Verse 35 fills this out “For whoever wants to save their life will lose it, but whoever loses their life for me and for the gospel will save it.
You see, the self needs to be denied. We need to take up our cross. Jesus is infinitely worth more. The gospel is worth more. Following Jesus, might even cost you, your very life. Yet, Jesus says, I’m worth it. He’s worth more than friends, family, jobs, hobbies, even more than life itself. What is given up, is nothing compared to what is gained.
Verse 26 “For What good is it for someone to gain the whole world, yet forfeit their soul? Or what can anyone give in exchange for their soul?”
If we live to gain the things of this world: A repution, friendships, success, without following Jesus. Jesus is saying…Even if you could have it all. All the pleasures you could dream of. All the experiences that money can get you. Even if you could have it all (which you can’t and you wont)…. Even if you live like you can, it is nothing if your soul is lost. It is a waste.
What can you give in exchange for your soul? You can’t buy you way back to Jesus with all the stuff you accumulated while you rejected him. What does it gain you? Nothing.
Verse 37 “If anyone is ashamed of me and my words in this adulterous and sinful generation, the Son of Man will be ashamed of them when he comes in his Father’s glory with the holy angels. And he said to them, “Truly I tell you, some who are standing here will not taste death before they see that the Kingdom of God has come with power.”
There might be more honour in the world by not naming the name of Jesus. Mocking and ignoring Jesus might get some points with people. However, shame from the world for being a Christian, is a small price to pay. Shame from the world, is nothing compared to God being ashamed with you.
When the Son of Man, in all his glory, returns to earth as judge. God in Christ will come as judge. And set up his judgment seat. And all will give an account to him. And he’ll ask every one of us whether we’ve followed him.

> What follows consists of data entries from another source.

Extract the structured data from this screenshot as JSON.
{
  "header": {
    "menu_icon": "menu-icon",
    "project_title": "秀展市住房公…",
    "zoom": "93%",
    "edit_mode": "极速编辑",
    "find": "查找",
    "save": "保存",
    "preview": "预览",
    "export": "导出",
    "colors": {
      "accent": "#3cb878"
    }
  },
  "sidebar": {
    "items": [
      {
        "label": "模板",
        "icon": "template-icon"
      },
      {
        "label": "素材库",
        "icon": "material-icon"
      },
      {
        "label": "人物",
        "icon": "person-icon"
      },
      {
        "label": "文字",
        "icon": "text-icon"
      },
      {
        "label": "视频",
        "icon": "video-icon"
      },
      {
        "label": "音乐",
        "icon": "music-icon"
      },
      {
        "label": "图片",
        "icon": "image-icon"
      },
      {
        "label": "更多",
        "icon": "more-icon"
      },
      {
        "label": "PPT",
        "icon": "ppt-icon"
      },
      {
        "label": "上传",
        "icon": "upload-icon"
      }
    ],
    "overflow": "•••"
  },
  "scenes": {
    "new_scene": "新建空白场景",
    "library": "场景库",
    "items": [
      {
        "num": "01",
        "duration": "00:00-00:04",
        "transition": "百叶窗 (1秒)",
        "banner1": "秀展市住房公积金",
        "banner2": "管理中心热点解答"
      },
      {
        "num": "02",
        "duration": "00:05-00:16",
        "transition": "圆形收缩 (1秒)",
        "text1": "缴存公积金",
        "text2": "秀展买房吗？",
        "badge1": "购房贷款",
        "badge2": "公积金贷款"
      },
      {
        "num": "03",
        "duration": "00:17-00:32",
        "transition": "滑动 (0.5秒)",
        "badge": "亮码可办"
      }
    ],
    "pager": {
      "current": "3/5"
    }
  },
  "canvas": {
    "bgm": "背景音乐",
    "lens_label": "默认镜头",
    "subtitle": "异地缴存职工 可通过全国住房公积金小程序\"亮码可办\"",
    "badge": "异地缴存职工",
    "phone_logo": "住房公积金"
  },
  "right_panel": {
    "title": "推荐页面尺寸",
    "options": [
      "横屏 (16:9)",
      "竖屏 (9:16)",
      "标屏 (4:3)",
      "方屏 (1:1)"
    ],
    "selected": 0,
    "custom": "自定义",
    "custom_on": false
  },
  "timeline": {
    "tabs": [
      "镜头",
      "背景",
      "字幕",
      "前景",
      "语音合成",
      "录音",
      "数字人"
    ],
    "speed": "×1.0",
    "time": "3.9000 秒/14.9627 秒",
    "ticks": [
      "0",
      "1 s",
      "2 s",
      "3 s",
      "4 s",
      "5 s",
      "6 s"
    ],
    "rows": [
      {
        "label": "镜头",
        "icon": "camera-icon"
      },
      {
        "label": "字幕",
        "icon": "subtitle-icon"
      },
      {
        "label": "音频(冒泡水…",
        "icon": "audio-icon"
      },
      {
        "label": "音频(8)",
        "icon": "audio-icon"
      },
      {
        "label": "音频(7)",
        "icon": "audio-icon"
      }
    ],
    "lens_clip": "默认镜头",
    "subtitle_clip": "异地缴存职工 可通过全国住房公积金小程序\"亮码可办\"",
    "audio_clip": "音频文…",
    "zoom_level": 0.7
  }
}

For those who follow Jesus, verse 1 chapter 9, there is good news. Some will not taste death before they see the kingdom come with power.
The meaning of this verse is debated but I think that here Jesus is reassuring his followers, that even though he’s calling them to follow him, come what may, even to death, that they will experience the Kingdom of God. The Kingdom come in power even in their own life time. Because just the next verse, in what is called the Transfiguration, where the curtain of heaven is lifted just a bit, to reveal the glory and power of King Jesus. They get a glimpse of the Kingdom in power.
Those who aren’t ashamed of Jesus. Who follow him. Who love him. Will experience the kingdom of God. Back then, some saw with their own eyes, the glorified Jesus. And for us, we see the power of Jesus’ resurrection at work daily. We see the kingdom powerfully at work in the world, growing in love and service. And one day we will see Jesus, face to face. In all his glory. We’ll see the King come with power.
Following Jesus isn’t a loss. It’s not a loss to keep on following Jesus.
It’s not a loss to do this when youre being told you’ve got to sign up to something that goes against what you believe. Because, as Jesus says, those who lose their lives for his sake will gain them.
You’re not missing out if you follow Jesus. Even if you find it hard to make friends at school, because people don’t really like christians. Because, as Jesus says, those who love him and his words will look forward to meeting him.
The call to be follower of Jesus, is the way to life and salvation.
He’s a king who went to the cross for you.
He’s a king who loves you so much to suffer and die in our place. Therefore can submit to him out of love and trust.
A King who gave himself completely for you, so how can we not deny ourselves, take up our cross, and follow him?